Refeeding Syndrome

     
       

 

         
       

Refeeding syndrome occurs when previously malnourished patients are fed with high carbohydrate loads, the result is a rapid fall in phosphate, magnesium and potassium, along with an increasing ECF volume, leading to a variety of complications.

Patients who are malnourished develop a total body depletion of phosphorous; serum phosphorous levels are maintained by redistribution from the intracellular space. The body uses endogenous fuel stores as itís main source of energy. Fat and protein (from muscle) are metabolized.

The delivery of glucose, either enterally or parenterally, as part of a feeding strategy, can cause a huge increase in the circulating insulin level. The patient struggles to cope with converting to exogenous fuel sources. There is rapid uptake of glucose, potassium, phosphate and magnesium into cells. The serum concentration of these agents falls dramatically. In addition, for an unexplained reason, the body swiftly begins to retain fluid, and the extracellular space expands.

The dramatic reduction in serum electrolytes and fluid retention leads to a number of systemic pathologies. There is an increase in cardiac workload, with increased stroke work, heart rate and oxygen consumption. This sudden increase in demand for nutrients and oxygen may outstrip supply. Moreover, in patients with cardiovascular disease, the sudden increase in cardiac work and circulating fluid can precipitate acute heart failure.
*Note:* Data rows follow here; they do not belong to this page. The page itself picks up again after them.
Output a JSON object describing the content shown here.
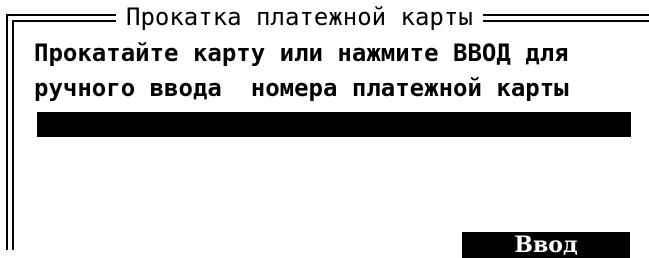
{
  "dialog": {
    "title": "Прокатка платежной карты",
    "message_line1": "Прокатайте карту или нажмите ВВОД для",
    "message_line2": "ручного ввода  номера платежной карты",
    "card_number_value": "",
    "enter_button_label": "Ввод"
  },
  "colors": {
    "background": "#ffffff",
    "foreground": "#000000",
    "field": "#000000",
    "button": "#000000"
  }
}
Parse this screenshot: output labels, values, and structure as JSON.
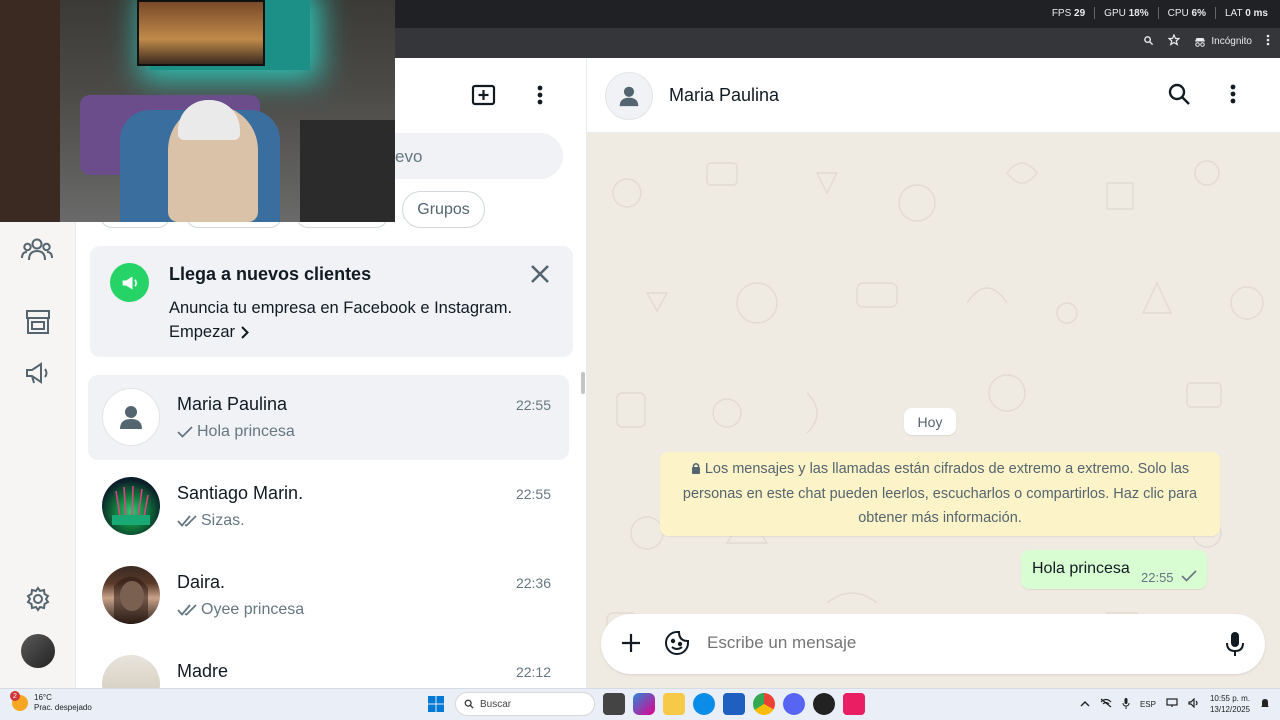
{
  "browser": {
    "perf": {
      "fps_label": "FPS",
      "fps_value": "29",
      "gpu_label": "GPU",
      "gpu_value": "18%",
      "cpu_label": "CPU",
      "cpu_value": "6%",
      "lat_label": "LAT",
      "lat_value": "0 ms"
    },
    "incognito_label": "Incógnito"
  },
  "colors": {
    "accent_green": "#25d366",
    "outgoing_bubble": "#d9fdd3",
    "notice_bg": "#fdf3c8",
    "chat_bg": "#efeae2"
  },
  "sidebar": {
    "search_partial": "evo",
    "filter_chip": "Grupos"
  },
  "promo": {
    "title": "Llega a nuevos clientes",
    "text": "Anuncia tu empresa en Facebook e Instagram.",
    "cta": "Empezar"
  },
  "chats": [
    {
      "name": "Maria Paulina",
      "time": "22:55",
      "last": "Hola princesa",
      "ticks": "single",
      "active": true,
      "avatar": "default"
    },
    {
      "name": "Santiago Marin.",
      "time": "22:55",
      "last": "Sizas.",
      "ticks": "double",
      "active": false,
      "avatar": "photo-green"
    },
    {
      "name": "Daira.",
      "time": "22:36",
      "last": "Oyee princesa",
      "ticks": "double",
      "active": false,
      "avatar": "photo-person"
    },
    {
      "name": "Madre",
      "time": "22:12",
      "last": "",
      "ticks": "none",
      "active": false,
      "avatar": "photo-light"
    }
  ],
  "conversation": {
    "contact_name": "Maria Paulina",
    "date_pill": "Hoy",
    "encryption_notice": "Los mensajes y las llamadas están cifrados de extremo a extremo. Solo las personas en este chat pueden leerlos, escucharlos o compartirlos. Haz clic para obtener más información.",
    "messages": [
      {
        "direction": "out",
        "text": "Hola princesa",
        "time": "22:55",
        "status": "sent"
      }
    ],
    "composer_placeholder": "Escribe un mensaje"
  },
  "taskbar": {
    "weather_temp": "16°C",
    "weather_desc": "Prac. despejado",
    "weather_badge": "2",
    "search_label": "Buscar",
    "lang": "ESP",
    "time": "10:55 p. m.",
    "date": "13/12/2025"
  }
}
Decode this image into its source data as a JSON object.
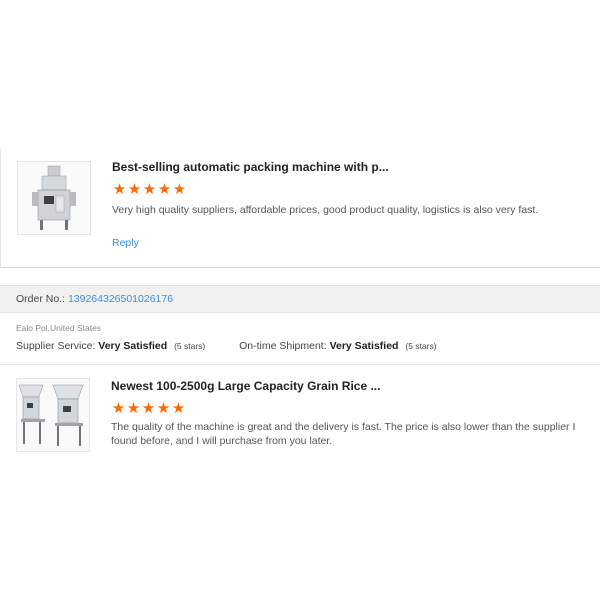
{
  "reviews": [
    {
      "product_title": "Best-selling automatic packing machine with p...",
      "rating_stars": 5,
      "comment": "Very high quality suppliers, affordable prices, good product quality, logistics is also very fast.",
      "reply_label": "Reply"
    },
    {
      "product_title": "Newest 100-2500g Large Capacity Grain Rice ...",
      "rating_stars": 5,
      "comment": "The quality of the machine is great and the delivery is fast. The price is also lower than the supplier I found before, and I will purchase from you later."
    }
  ],
  "order": {
    "label": "Order No.:",
    "number": "139264326501026176"
  },
  "buyer": {
    "location": "Ealo Pol,United States"
  },
  "ratings": {
    "supplier_service_label": "Supplier Service:",
    "supplier_service_value": "Very Satisfied",
    "supplier_service_count": "(5 stars)",
    "shipment_label": "On-time Shipment:",
    "shipment_value": "Very Satisfied",
    "shipment_count": "(5 stars)"
  },
  "colors": {
    "star": "#ff6a00",
    "link": "#3a8ee6"
  }
}
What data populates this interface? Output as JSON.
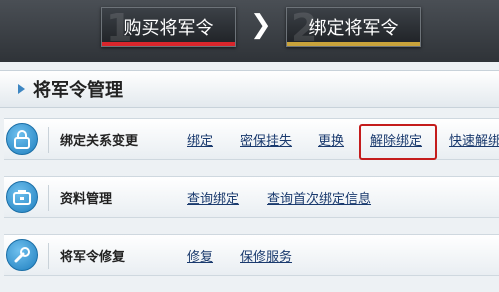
{
  "steps": [
    {
      "num": "1",
      "label": "购买将军令",
      "accent": "#d9262c"
    },
    {
      "num": "2",
      "label": "绑定将军令",
      "accent": "#c9a33b"
    }
  ],
  "arrow": "❯",
  "section": {
    "title": "将军令管理"
  },
  "rows": [
    {
      "icon": "lock-icon",
      "label": "绑定关系变更",
      "links": [
        "绑定",
        "密保挂失",
        "更换",
        "解除绑定",
        "快速解绑"
      ]
    },
    {
      "icon": "briefcase-icon",
      "label": "资料管理",
      "links": [
        "查询绑定",
        "查询首次绑定信息"
      ]
    },
    {
      "icon": "repair-icon",
      "label": "将军令修复",
      "links": [
        "修复",
        "保修服务"
      ]
    }
  ],
  "highlight_color": "#c41c1c"
}
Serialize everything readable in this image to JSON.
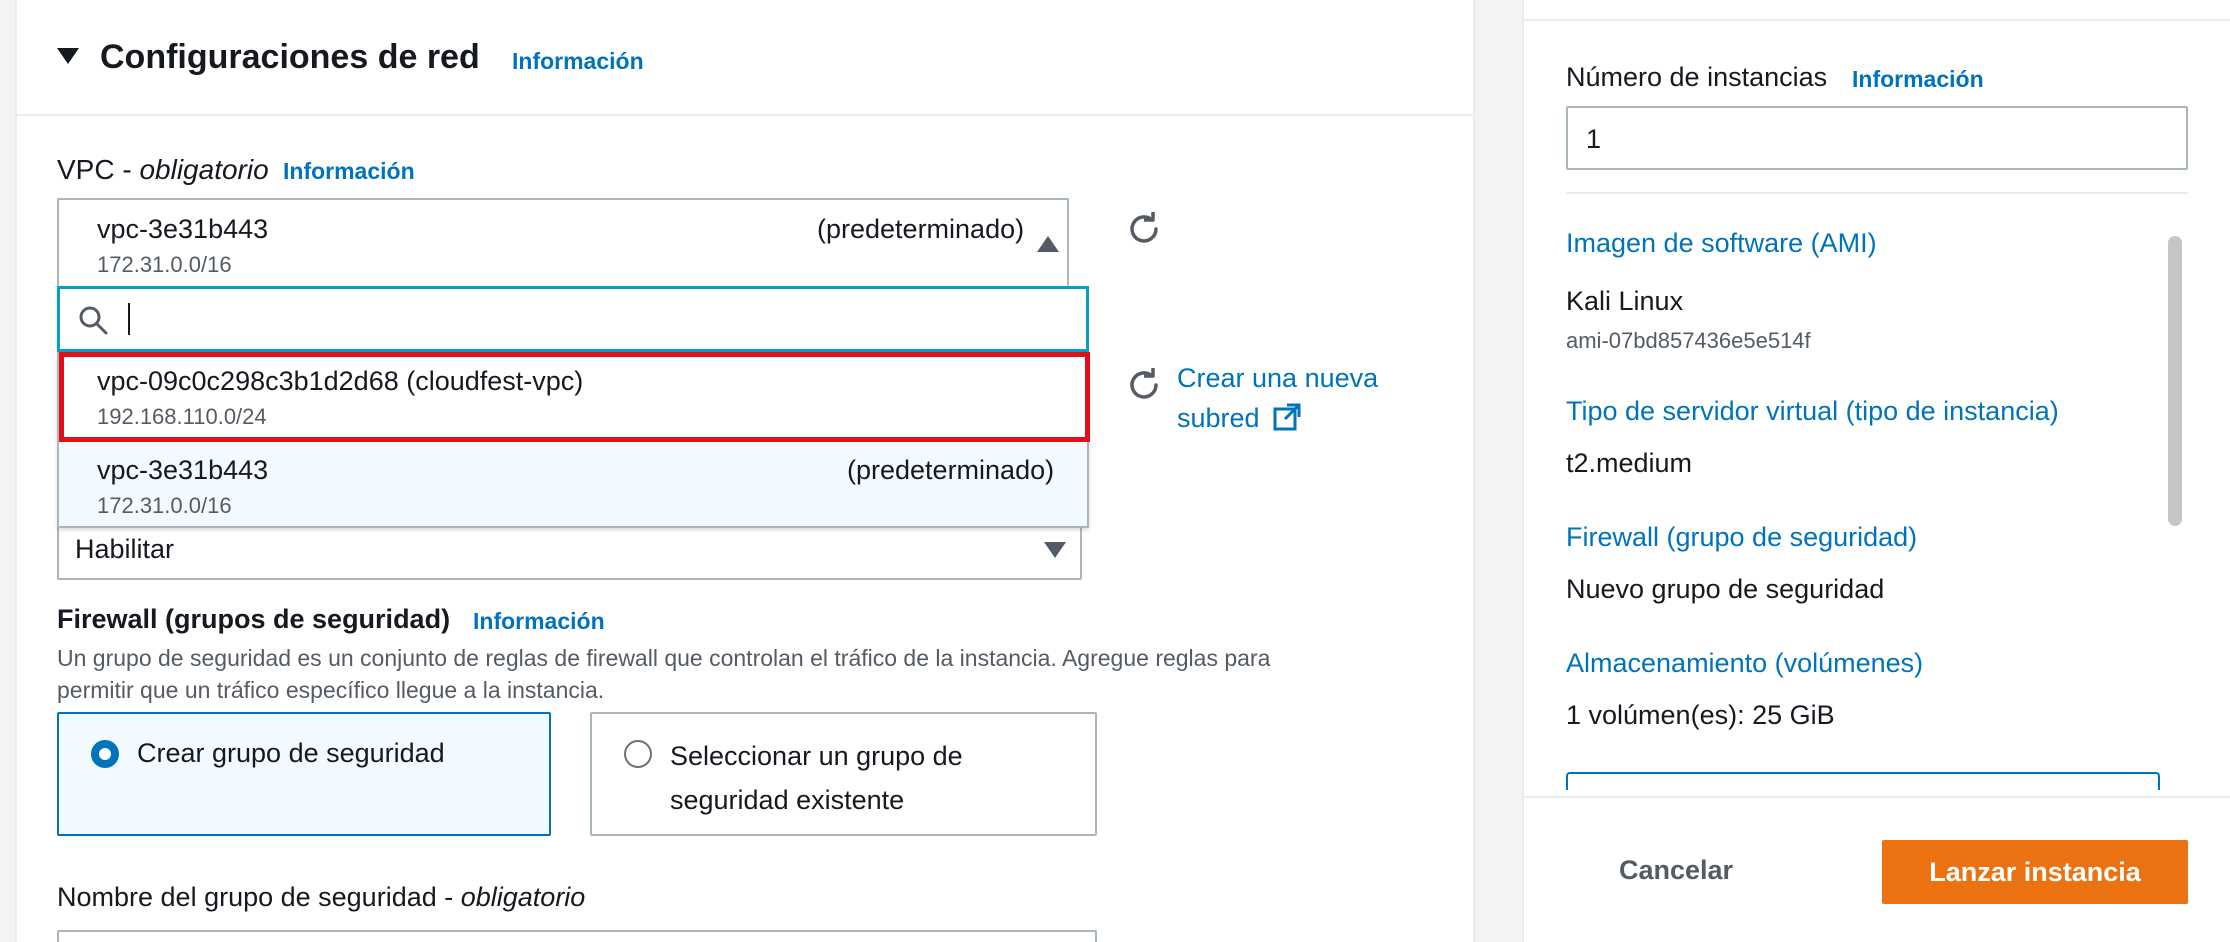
{
  "network": {
    "title": "Configuraciones de red",
    "info": "Información",
    "vpc_label": "VPC - ",
    "vpc_required": "obligatorio",
    "vpc_info": "Información",
    "selected_vpc": {
      "id": "vpc-3e31b443",
      "tag": "(predeterminado)",
      "cidr": "172.31.0.0/16"
    },
    "search_placeholder": "",
    "options": [
      {
        "id": "vpc-09c0c298c3b1d2d68 (cloudfest-vpc)",
        "tag": "",
        "cidr": "192.168.110.0/24"
      },
      {
        "id": "vpc-3e31b443",
        "tag": "(predeterminado)",
        "cidr": "172.31.0.0/16"
      }
    ],
    "create_subnet_line1": "Crear una nueva",
    "create_subnet_line2": "subred",
    "public_ip_value": "Habilitar"
  },
  "firewall": {
    "label": "Firewall (grupos de seguridad)",
    "info": "Información",
    "description_line1": "Un grupo de seguridad es un conjunto de reglas de firewall que controlan el tráfico de la instancia. Agregue reglas para",
    "description_line2": "permitir que un tráfico específico llegue a la instancia.",
    "option_create": "Crear grupo de seguridad",
    "option_existing_line1": "Seleccionar un grupo de",
    "option_existing_line2": "seguridad existente",
    "sg_name_label": "Nombre del grupo de seguridad - ",
    "sg_name_required": "obligatorio"
  },
  "summary": {
    "instances_label": "Número de instancias",
    "instances_info": "Información",
    "instances_value": "1",
    "ami_label": "Imagen de software (AMI)",
    "ami_value": "Kali Linux",
    "ami_id": "ami-07bd857436e5e514f",
    "type_label": "Tipo de servidor virtual (tipo de instancia)",
    "type_value": "t2.medium",
    "firewall_label": "Firewall (grupo de seguridad)",
    "firewall_value": "Nuevo grupo de seguridad",
    "storage_label": "Almacenamiento (volúmenes)",
    "storage_value": "1 volúmen(es): 25 GiB"
  },
  "actions": {
    "cancel": "Cancelar",
    "launch": "Lanzar instancia"
  },
  "colors": {
    "accent": "#0073bb",
    "primary_button": "#ec7211",
    "highlight": "#e0101b"
  }
}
The sudden administration of carbohydrates exerts a considerable strain on the respiratory system, whose musculature may well be atrophied due to starvation. There is an increase in CO2 production and O2 consumption, and a resultant increase in the respiratory quotient (RQ). The consequence of this is an increase in minute ventilation, which may cause dyspnea and tachypnea, and make weaning difficult.

The gut atrophies with starvation and the production of digestive enzymes diminishes. With return of enteral nutrition, the gut may be initically intolerant, requiring time to adapt, and many patients complain of nausea and diarrhea.

The serum phosphorous level falls precipitously with refeeding, due to a shift of phosphate from the extracellular to the intracellular compartment, due to the huge demands for this ion for synthesis of phosphorylated compounds. The result of this sudden massive reduction in phorphorous levels is a multitude of life threatening complications involving multiple organs: respiratory failure, cardiac failure, cardiac arrhythmias, rhabdomyolysis, seizures, coma, red cell and leucocyte dysfunction.

The most effective way to treat refeeding is to be aware of it. One should start feeds slowly and aggressively supplement magnesium, phosphate and potassium.

         
                   
       

         
     

       
       

Please note: these tutorials are for personal study purposes only.  They are not currently peer reviewed, and no responsibility will be taken for mistakes or inaccuracies. Reproduction of information is forbidden. All material is copyrighted by the GasWorks Group.